Speaking to open the 2021 Professional Planner Licensee Summit in Katoomba Monday morning, Derrington said advisers need to question how they want to be regulated and what broad changes to current arrangements might mean for their advice delivery models.
If advisers want to be regulated on a professional level, she believes, this will probably bring with it a higher level of fiduciary duty than the industry currently owes its clients.
“I’ve noted from the press that professionalism is something that’s really important to you,” Derrington said. “And if that’s the track you want to go down, you’ve got to be careful and think about the unintended consequences of doing that, because you might well find yourself in the same position as the lawyers and the doctors with a new load of fiduciary obligations.”
Many observers regard individual registration for advisers and an unwinding of the current licensing regime as a significant step towards professionalism for the industry. If that comes to pass, Derrington told Professional Planner, advice regulation could take a different shape entirely.
“If [advisers] do look like going down the track of becoming true professionals they’re open to a broader range of ethical duties and obligations that are typically associated with the professions like law and medicine,” she said. “So that’s a question for the industry to think about.”
The way advisers are regulated is central to a review the ALRC is undertaking to simplify and clarify financial services regulation, in particular the Corporations Act. The ALRC is due to hand down the first of three interim reports in November this year before filing its final report in 2023.

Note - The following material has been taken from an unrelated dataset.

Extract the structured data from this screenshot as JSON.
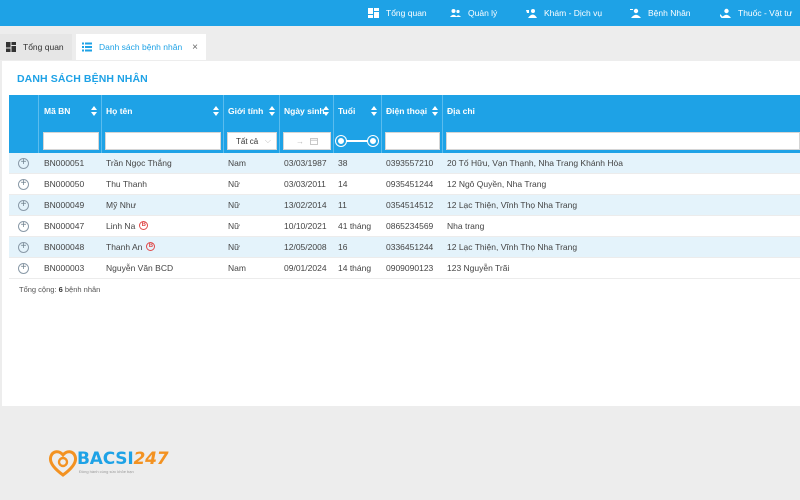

The work the ALRC is doing is likely to have a major bearing on the advice industry’s fate. In May ALRC Commissioner Justice Hon. John Middleton said pulling Chapter 7 out of the Corporations Act was “on the table” – a move that will likely prompt a review of whether individual adviser registration would be a better fit for the industry in the long term than the current AFSL model.
If individual adviser registration was legislated and implemented, any subsequent lift in professionalism would also bring with it a higher standard of fiduciary duty, Derrington said, which could “change radically” the structure of advice service deliver.
“It’s not just that you must act in the [client’s] best interests, you must act only in their interests, and not in your own interests,” Derrington explained. “So it’s not just that you must manage conflicts and avoid conflicts, you have two primary duties; not put yourself in a position of conflict with your client, and not to profit from that position.”